- _Work instruction_
An exact copy of all the data below is needed.

[Interface dataset entries]
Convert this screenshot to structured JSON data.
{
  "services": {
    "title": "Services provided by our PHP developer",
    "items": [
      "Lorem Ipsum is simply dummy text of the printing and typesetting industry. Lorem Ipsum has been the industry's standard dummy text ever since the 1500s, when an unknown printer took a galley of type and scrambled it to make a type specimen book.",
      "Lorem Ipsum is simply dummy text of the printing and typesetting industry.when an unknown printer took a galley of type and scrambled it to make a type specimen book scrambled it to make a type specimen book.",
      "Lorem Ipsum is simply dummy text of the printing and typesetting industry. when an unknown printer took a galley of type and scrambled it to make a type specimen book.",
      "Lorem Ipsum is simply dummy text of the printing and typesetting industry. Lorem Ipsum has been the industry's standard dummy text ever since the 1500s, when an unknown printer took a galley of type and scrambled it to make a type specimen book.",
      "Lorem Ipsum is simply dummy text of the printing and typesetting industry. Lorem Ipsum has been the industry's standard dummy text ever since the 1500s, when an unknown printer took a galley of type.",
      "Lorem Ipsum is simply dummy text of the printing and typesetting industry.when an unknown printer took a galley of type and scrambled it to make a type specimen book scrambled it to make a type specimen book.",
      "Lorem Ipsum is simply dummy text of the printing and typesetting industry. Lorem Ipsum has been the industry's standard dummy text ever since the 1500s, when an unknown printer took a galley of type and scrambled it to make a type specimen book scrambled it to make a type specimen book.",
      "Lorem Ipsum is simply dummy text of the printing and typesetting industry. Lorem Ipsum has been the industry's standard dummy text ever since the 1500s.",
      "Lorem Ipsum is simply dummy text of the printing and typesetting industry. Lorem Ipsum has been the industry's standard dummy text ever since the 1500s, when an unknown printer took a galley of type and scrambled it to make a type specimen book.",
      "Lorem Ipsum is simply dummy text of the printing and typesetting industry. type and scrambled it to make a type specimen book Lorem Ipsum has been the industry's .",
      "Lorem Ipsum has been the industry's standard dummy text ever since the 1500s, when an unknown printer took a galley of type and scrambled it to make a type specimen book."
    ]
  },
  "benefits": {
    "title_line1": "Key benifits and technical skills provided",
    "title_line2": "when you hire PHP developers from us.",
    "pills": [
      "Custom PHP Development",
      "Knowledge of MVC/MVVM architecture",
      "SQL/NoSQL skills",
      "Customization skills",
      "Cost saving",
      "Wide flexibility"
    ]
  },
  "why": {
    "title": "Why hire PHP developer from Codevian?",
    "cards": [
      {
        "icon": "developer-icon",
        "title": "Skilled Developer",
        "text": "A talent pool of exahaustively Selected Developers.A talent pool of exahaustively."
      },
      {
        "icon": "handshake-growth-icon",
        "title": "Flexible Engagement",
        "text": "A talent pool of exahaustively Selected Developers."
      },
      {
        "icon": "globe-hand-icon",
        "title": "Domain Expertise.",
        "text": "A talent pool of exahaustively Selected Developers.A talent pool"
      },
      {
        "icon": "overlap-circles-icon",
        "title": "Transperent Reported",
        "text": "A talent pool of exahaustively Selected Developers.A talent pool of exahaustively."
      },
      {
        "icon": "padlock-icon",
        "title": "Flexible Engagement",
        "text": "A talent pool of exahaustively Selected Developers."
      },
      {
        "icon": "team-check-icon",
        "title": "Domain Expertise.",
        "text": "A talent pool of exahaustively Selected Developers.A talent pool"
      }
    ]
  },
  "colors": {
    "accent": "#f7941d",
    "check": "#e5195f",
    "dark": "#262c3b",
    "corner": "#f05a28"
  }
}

- _Solution to this problem_
Convert this screenshot to structured JSON data.
{
  "services": {
    "title": "Services provided by our PHP developer",
    "items": [
      "Lorem Ipsum is simply dummy text of the printing and typesetting industry. Lorem Ipsum has been the industry's standard dummy text ever since the 1500s, when an unknown printer took a galley of type and scrambled it to make a type specimen book.",
      "Lorem Ipsum is simply dummy text of the printing and typesetting industry.when an unknown printer took a galley of type and scrambled it to make a type specimen book scrambled it to make a type specimen book.",
      "Lorem Ipsum is simply dummy text of the printing and typesetting industry. when an unknown printer took a galley of type and scrambled it to make a type specimen book.",
      "Lorem Ipsum is simply dummy text of the printing and typesetting industry. Lorem Ipsum has been the industry's standard dummy text ever since the 1500s, when an unknown printer took a galley of type and scrambled it to make a type specimen book.",
      "Lorem Ipsum is simply dummy text of the printing and typesetting industry. Lorem Ipsum has been the industry's standard dummy text ever since the 1500s, when an unknown printer took a galley of type.",
      "Lorem Ipsum is simply dummy text of the printing and typesetting industry.when an unknown printer took a galley of type and scrambled it to make a type specimen book scrambled it to make a type specimen book.",
      "Lorem Ipsum is simply dummy text of the printing and typesetting industry. Lorem Ipsum has been the industry's standard dummy text ever since the 1500s, when an unknown printer took a galley of type and scrambled it to make a type specimen book scrambled it to make a type specimen book.",
      "Lorem Ipsum is simply dummy text of the printing and typesetting industry. Lorem Ipsum has been the industry's standard dummy text ever since the 1500s.",
      "Lorem Ipsum is simply dummy text of the printing and typesetting industry. Lorem Ipsum has been the industry's standard dummy text ever since the 1500s, when an unknown printer took a galley of type and scrambled it to make a type specimen book.",
      "Lorem Ipsum is simply dummy text of the printing and typesetting industry. type and scrambled it to make a type specimen book Lorem Ipsum has been the industry's .",
      "Lorem Ipsum has been the industry's standard dummy text ever since the 1500s, when an unknown printer took a galley of type and scrambled it to make a type specimen book."
    ]
  },
  "benefits": {
    "title_line1": "Key benifits and technical skills provided",
    "title_line2": "when you hire PHP developers from us.",
    "pills": [
      "Custom PHP Development",
      "Knowledge of MVC/MVVM architecture",
      "SQL/NoSQL skills",
      "Customization skills",
      "Cost saving",
      "Wide flexibility"
    ]
  },
  "why": {
    "title": "Why hire PHP developer from Codevian?",
    "cards": [
      {
        "icon": "developer-icon",
        "title": "Skilled Developer",
        "text": "A talent pool of exahaustively Selected Developers.A talent pool of exahaustively."
      },
      {
        "icon": "handshake-growth-icon",
        "title": "Flexible Engagement",
        "text": "A talent pool of exahaustively Selected Developers."
      },
      {
        "icon": "globe-hand-icon",
        "title": "Domain Expertise.",
        "text": "A talent pool of exahaustively Selected Developers.A talent pool"
      },
      {
        "icon": "overlap-circles-icon",
        "title": "Transperent Reported",
        "text": "A talent pool of exahaustively Selected Developers.A talent pool of exahaustively."
      },
      {
        "icon": "padlock-icon",
        "title": "Flexible Engagement",
        "text": "A talent pool of exahaustively Selected Developers."
      },
      {
        "icon": "team-check-icon",
        "title": "Domain Expertise.",
        "text": "A talent pool of exahaustively Selected Developers.A talent pool"
      }
    ]
  },
  "colors": {
    "accent": "#f7941d",
    "check": "#e5195f",
    "dark": "#262c3b",
    "corner": "#f05a28"
  }
}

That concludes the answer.